● WHAT NEEDS TO BE DONE
Retype the entries word for word, leaving nothing out.

[MATERIAL FOR THIS TASK Boundary: Start]

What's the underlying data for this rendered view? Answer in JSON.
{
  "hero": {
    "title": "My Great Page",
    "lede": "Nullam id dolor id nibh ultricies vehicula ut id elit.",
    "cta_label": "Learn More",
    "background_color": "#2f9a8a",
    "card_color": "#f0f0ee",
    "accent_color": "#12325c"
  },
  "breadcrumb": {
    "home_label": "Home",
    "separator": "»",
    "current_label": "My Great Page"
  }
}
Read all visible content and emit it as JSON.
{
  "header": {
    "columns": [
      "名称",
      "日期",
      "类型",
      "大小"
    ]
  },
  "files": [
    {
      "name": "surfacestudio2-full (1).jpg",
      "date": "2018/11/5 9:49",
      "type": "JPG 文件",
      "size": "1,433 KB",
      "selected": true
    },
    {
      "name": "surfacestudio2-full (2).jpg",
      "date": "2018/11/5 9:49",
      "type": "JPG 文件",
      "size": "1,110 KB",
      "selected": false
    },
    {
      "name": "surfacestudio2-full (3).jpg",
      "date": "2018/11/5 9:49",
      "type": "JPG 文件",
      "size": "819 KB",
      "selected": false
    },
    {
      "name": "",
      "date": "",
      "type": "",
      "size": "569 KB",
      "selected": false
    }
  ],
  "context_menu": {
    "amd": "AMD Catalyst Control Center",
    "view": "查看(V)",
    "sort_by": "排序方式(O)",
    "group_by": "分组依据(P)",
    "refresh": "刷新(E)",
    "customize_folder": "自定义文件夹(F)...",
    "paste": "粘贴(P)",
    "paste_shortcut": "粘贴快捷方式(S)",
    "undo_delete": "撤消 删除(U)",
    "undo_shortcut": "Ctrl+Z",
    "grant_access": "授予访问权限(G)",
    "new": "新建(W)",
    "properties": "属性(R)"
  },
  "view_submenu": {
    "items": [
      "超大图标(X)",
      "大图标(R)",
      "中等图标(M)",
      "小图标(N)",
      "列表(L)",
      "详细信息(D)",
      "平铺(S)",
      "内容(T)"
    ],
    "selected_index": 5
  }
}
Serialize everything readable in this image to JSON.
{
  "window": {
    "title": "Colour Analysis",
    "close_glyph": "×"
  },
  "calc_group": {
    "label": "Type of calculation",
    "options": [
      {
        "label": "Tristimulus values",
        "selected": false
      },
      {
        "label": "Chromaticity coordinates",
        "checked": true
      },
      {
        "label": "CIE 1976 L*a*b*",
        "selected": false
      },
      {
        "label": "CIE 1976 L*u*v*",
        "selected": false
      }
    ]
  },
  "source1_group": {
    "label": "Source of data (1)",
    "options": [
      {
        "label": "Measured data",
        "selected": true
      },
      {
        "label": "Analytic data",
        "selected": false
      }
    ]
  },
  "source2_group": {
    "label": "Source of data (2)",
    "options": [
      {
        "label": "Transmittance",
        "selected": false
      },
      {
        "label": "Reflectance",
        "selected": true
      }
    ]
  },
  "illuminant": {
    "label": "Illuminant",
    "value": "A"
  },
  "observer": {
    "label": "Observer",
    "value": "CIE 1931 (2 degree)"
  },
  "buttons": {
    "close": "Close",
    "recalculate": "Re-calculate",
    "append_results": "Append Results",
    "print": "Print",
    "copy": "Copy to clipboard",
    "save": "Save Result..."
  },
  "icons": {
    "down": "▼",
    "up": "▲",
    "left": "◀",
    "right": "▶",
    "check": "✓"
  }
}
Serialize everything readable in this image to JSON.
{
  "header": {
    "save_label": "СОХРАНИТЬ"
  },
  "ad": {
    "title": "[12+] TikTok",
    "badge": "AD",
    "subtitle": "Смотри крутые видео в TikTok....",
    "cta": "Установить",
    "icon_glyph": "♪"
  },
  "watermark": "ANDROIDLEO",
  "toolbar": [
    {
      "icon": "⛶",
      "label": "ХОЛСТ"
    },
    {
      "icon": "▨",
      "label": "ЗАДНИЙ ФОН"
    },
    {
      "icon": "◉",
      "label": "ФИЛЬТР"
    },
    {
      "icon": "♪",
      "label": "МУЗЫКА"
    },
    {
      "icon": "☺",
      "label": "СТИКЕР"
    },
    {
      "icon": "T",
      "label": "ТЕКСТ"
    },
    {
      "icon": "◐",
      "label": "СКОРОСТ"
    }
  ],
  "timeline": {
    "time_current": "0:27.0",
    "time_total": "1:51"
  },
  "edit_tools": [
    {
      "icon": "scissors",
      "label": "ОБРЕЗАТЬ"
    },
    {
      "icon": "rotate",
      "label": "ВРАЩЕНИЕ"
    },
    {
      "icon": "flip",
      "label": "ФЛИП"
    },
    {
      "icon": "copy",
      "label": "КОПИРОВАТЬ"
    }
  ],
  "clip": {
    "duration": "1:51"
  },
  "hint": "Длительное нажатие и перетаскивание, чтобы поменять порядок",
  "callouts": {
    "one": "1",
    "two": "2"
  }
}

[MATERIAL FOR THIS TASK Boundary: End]

● RESPONSE TO THE EXERCISE
What's the underlying data for this rendered view? Answer in JSON.
{
  "hero": {
    "title": "My Great Page",
    "lede": "Nullam id dolor id nibh ultricies vehicula ut id elit.",
    "cta_label": "Learn More",
    "background_color": "#2f9a8a",
    "card_color": "#f0f0ee",
    "accent_color": "#12325c"
  },
  "breadcrumb": {
    "home_label": "Home",
    "separator": "»",
    "current_label": "My Great Page"
  }
}
Read all visible content and emit it as JSON.
{
  "header": {
    "columns": [
      "名称",
      "日期",
      "类型",
      "大小"
    ]
  },
  "files": [
    {
      "name": "surfacestudio2-full (1).jpg",
      "date": "2018/11/5 9:49",
      "type": "JPG 文件",
      "size": "1,433 KB",
      "selected": true
    },
    {
      "name": "surfacestudio2-full (2).jpg",
      "date": "2018/11/5 9:49",
      "type": "JPG 文件",
      "size": "1,110 KB",
      "selected": false
    },
    {
      "name": "surfacestudio2-full (3).jpg",
      "date": "2018/11/5 9:49",
      "type": "JPG 文件",
      "size": "819 KB",
      "selected": false
    },
    {
      "name": "",
      "date": "",
      "type": "",
      "size": "569 KB",
      "selected": false
    }
  ],
  "context_menu": {
    "amd": "AMD Catalyst Control Center",
    "view": "查看(V)",
    "sort_by": "排序方式(O)",
    "group_by": "分组依据(P)",
    "refresh": "刷新(E)",
    "customize_folder": "自定义文件夹(F)...",
    "paste": "粘贴(P)",
    "paste_shortcut": "粘贴快捷方式(S)",
    "undo_delete": "撤消 删除(U)",
    "undo_shortcut": "Ctrl+Z",
    "grant_access": "授予访问权限(G)",
    "new": "新建(W)",
    "properties": "属性(R)"
  },
  "view_submenu": {
    "items": [
      "超大图标(X)",
      "大图标(R)",
      "中等图标(M)",
      "小图标(N)",
      "列表(L)",
      "详细信息(D)",
      "平铺(S)",
      "内容(T)"
    ],
    "selected_index": 5
  }
}
Serialize everything readable in this image to JSON.
{
  "window": {
    "title": "Colour Analysis",
    "close_glyph": "×"
  },
  "calc_group": {
    "label": "Type of calculation",
    "options": [
      {
        "label": "Tristimulus values",
        "selected": false
      },
      {
        "label": "Chromaticity coordinates",
        "checked": true
      },
      {
        "label": "CIE 1976 L*a*b*",
        "selected": false
      },
      {
        "label": "CIE 1976 L*u*v*",
        "selected": false
      }
    ]
  },
  "source1_group": {
    "label": "Source of data (1)",
    "options": [
      {
        "label": "Measured data",
        "selected": true
      },
      {
        "label": "Analytic data",
        "selected": false
      }
    ]
  },
  "source2_group": {
    "label": "Source of data (2)",
    "options": [
      {
        "label": "Transmittance",
        "selected": false
      },
      {
        "label": "Reflectance",
        "selected": true
      }
    ]
  },
  "illuminant": {
    "label": "Illuminant",
    "value": "A"
  },
  "observer": {
    "label": "Observer",
    "value": "CIE 1931 (2 degree)"
  },
  "buttons": {
    "close": "Close",
    "recalculate": "Re-calculate",
    "append_results": "Append Results",
    "print": "Print",
    "copy": "Copy to clipboard",
    "save": "Save Result..."
  },
  "icons": {
    "down": "▼",
    "up": "▲",
    "left": "◀",
    "right": "▶",
    "check": "✓"
  }
}
Serialize everything readable in this image to JSON.
{
  "header": {
    "save_label": "СОХРАНИТЬ"
  },
  "ad": {
    "title": "[12+] TikTok",
    "badge": "AD",
    "subtitle": "Смотри крутые видео в TikTok....",
    "cta": "Установить",
    "icon_glyph": "♪"
  },
  "watermark": "ANDROIDLEO",
  "toolbar": [
    {
      "icon": "⛶",
      "label": "ХОЛСТ"
    },
    {
      "icon": "▨",
      "label": "ЗАДНИЙ ФОН"
    },
    {
      "icon": "◉",
      "label": "ФИЛЬТР"
    },
    {
      "icon": "♪",
      "label": "МУЗЫКА"
    },
    {
      "icon": "☺",
      "label": "СТИКЕР"
    },
    {
      "icon": "T",
      "label": "ТЕКСТ"
    },
    {
      "icon": "◐",
      "label": "СКОРОСТ"
    }
  ],
  "timeline": {
    "time_current": "0:27.0",
    "time_total": "1:51"
  },
  "edit_tools": [
    {
      "icon": "scissors",
      "label": "ОБРЕЗАТЬ"
    },
    {
      "icon": "rotate",
      "label": "ВРАЩЕНИЕ"
    },
    {
      "icon": "flip",
      "label": "ФЛИП"
    },
    {
      "icon": "copy",
      "label": "КОПИРОВАТЬ"
    }
  ],
  "clip": {
    "duration": "1:51"
  },
  "hint": "Длительное нажатие и перетаскивание, чтобы поменять порядок",
  "callouts": {
    "one": "1",
    "two": "2"
  }
}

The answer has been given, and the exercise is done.